◆ What to do:
The pictures stay out; everything else in the entries below must be returned exactly.

◆ Material for this exercise:
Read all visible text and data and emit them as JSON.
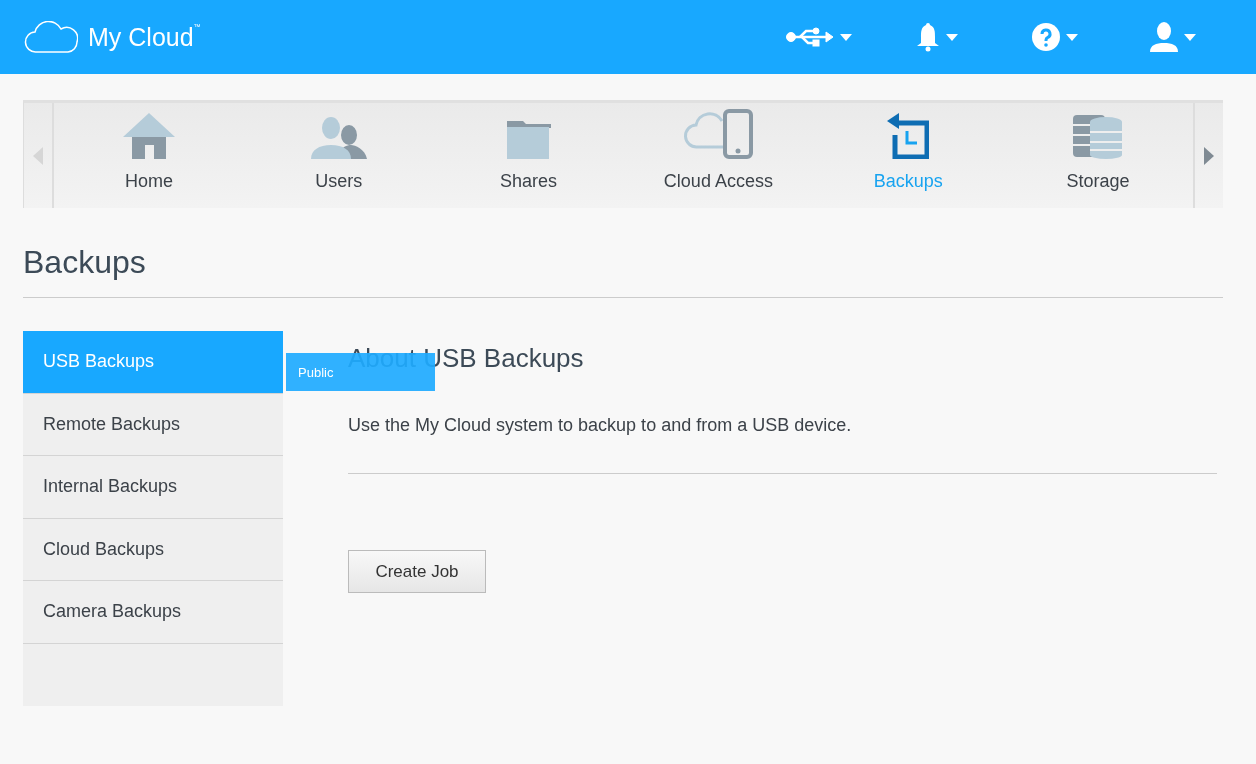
{
  "header": {
    "brand": "My Cloud",
    "trademark": "™",
    "tools": [
      {
        "kind": "usb"
      },
      {
        "kind": "bell"
      },
      {
        "kind": "help"
      },
      {
        "kind": "user"
      }
    ]
  },
  "nav": {
    "tabs": [
      {
        "kind": "home",
        "label": "Home",
        "selected": false
      },
      {
        "kind": "users",
        "label": "Users",
        "selected": false
      },
      {
        "kind": "shares",
        "label": "Shares",
        "selected": false
      },
      {
        "kind": "cloud",
        "label": "Cloud Access",
        "selected": false
      },
      {
        "kind": "backups",
        "label": "Backups",
        "selected": true
      },
      {
        "kind": "storage",
        "label": "Storage",
        "selected": false
      }
    ]
  },
  "page_title": "Backups",
  "sidebar": {
    "items": [
      {
        "label": "USB Backups",
        "selected": true
      },
      {
        "label": "Remote Backups",
        "selected": false
      },
      {
        "label": "Internal Backups",
        "selected": false
      },
      {
        "label": "Cloud Backups",
        "selected": false
      },
      {
        "label": "Camera Backups",
        "selected": false
      }
    ]
  },
  "content": {
    "heading": "About USB Backups",
    "description": "Use the My Cloud system to backup to and from a USB device.",
    "button": "Create Job"
  },
  "tooltip": "Public"
}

◆ Task response:
Read all visible text and data and emit them as JSON.
{
  "header": {
    "brand": "My Cloud",
    "trademark": "™",
    "tools": [
      {
        "kind": "usb"
      },
      {
        "kind": "bell"
      },
      {
        "kind": "help"
      },
      {
        "kind": "user"
      }
    ]
  },
  "nav": {
    "tabs": [
      {
        "kind": "home",
        "label": "Home",
        "selected": false
      },
      {
        "kind": "users",
        "label": "Users",
        "selected": false
      },
      {
        "kind": "shares",
        "label": "Shares",
        "selected": false
      },
      {
        "kind": "cloud",
        "label": "Cloud Access",
        "selected": false
      },
      {
        "kind": "backups",
        "label": "Backups",
        "selected": true
      },
      {
        "kind": "storage",
        "label": "Storage",
        "selected": false
      }
    ]
  },
  "page_title": "Backups",
  "sidebar": {
    "items": [
      {
        "label": "USB Backups",
        "selected": true
      },
      {
        "label": "Remote Backups",
        "selected": false
      },
      {
        "label": "Internal Backups",
        "selected": false
      },
      {
        "label": "Cloud Backups",
        "selected": false
      },
      {
        "label": "Camera Backups",
        "selected": false
      }
    ]
  },
  "content": {
    "heading": "About USB Backups",
    "description": "Use the My Cloud system to backup to and from a USB device.",
    "button": "Create Job"
  },
  "tooltip": "Public"
}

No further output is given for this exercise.